[App and web page records]
*** Begin section ***

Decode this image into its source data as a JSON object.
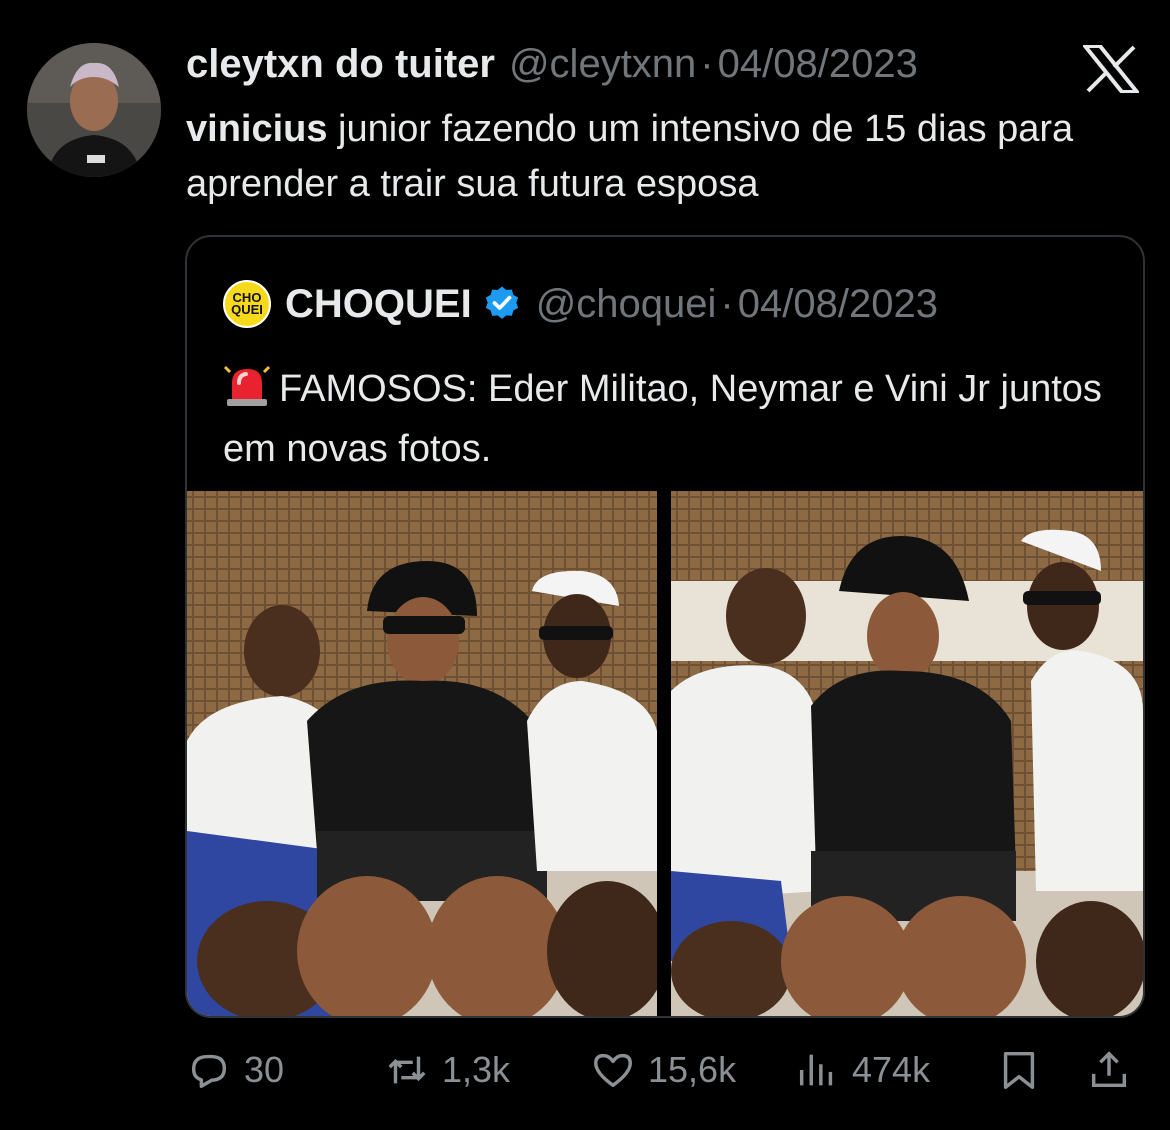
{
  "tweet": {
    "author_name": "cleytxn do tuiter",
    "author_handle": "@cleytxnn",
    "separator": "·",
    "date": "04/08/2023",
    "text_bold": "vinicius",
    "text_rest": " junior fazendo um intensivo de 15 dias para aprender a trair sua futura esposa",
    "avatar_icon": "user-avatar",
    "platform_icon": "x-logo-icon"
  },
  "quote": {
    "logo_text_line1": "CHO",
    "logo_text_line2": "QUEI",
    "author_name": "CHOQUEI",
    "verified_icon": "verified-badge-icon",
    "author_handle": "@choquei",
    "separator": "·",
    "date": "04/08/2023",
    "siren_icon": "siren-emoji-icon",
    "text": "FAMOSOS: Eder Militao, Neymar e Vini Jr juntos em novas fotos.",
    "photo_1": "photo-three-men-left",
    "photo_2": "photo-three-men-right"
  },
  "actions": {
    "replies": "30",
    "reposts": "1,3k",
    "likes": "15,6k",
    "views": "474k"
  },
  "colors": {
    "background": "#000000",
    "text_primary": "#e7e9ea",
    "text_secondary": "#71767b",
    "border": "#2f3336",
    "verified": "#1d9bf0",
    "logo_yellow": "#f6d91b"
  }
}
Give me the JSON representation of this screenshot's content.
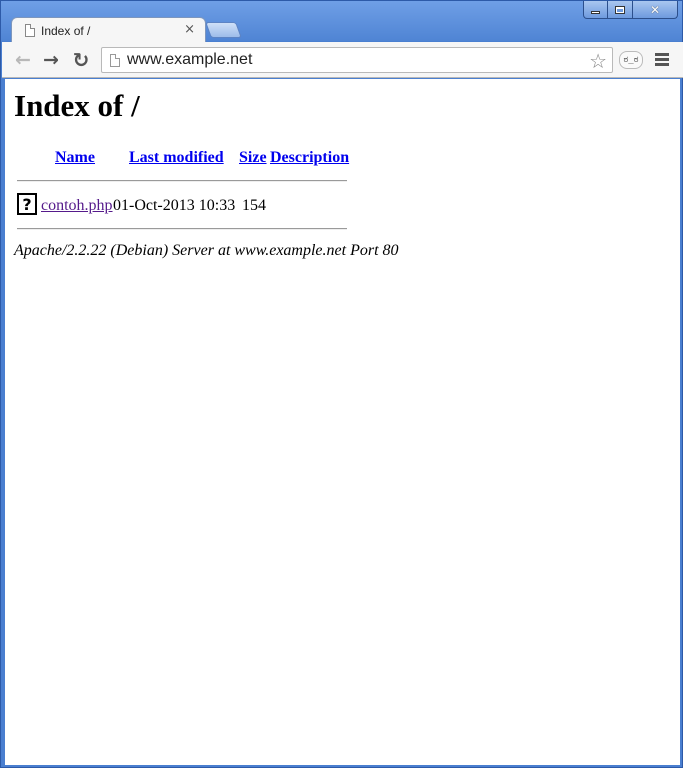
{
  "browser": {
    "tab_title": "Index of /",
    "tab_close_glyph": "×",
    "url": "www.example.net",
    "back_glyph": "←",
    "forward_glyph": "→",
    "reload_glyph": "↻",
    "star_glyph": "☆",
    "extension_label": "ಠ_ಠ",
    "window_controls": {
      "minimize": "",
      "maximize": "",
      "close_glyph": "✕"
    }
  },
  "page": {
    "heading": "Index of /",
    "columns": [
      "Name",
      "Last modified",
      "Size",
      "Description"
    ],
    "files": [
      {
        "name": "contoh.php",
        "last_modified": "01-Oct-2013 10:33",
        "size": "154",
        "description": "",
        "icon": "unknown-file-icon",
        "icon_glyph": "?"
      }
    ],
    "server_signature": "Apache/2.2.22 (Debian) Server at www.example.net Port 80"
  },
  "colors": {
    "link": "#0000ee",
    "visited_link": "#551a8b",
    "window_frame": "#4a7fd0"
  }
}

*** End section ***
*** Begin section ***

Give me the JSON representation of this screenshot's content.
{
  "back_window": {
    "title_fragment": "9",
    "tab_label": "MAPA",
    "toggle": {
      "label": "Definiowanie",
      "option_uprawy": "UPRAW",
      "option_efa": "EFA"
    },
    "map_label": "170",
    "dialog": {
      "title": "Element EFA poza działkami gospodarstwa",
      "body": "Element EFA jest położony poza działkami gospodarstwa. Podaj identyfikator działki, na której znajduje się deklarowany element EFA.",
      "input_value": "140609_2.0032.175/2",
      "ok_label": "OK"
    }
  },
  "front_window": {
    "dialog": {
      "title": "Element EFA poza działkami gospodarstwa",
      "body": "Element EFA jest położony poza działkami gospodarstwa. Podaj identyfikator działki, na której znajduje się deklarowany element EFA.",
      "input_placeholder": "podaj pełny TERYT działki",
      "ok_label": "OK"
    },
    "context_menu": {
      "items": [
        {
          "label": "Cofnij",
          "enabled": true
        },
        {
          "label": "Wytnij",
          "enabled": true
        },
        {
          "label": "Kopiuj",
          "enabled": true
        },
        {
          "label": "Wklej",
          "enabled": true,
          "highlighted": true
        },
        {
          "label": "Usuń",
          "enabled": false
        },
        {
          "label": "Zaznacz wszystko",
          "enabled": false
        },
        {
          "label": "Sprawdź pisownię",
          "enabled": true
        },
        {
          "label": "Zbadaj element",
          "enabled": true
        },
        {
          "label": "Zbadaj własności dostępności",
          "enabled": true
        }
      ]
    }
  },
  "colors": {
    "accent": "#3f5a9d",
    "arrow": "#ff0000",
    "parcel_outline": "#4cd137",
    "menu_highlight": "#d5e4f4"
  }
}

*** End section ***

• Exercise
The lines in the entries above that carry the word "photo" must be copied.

• Answer below
    "photo_1": "photo-three-men-left",
    "photo_2": "photo-three-men-right"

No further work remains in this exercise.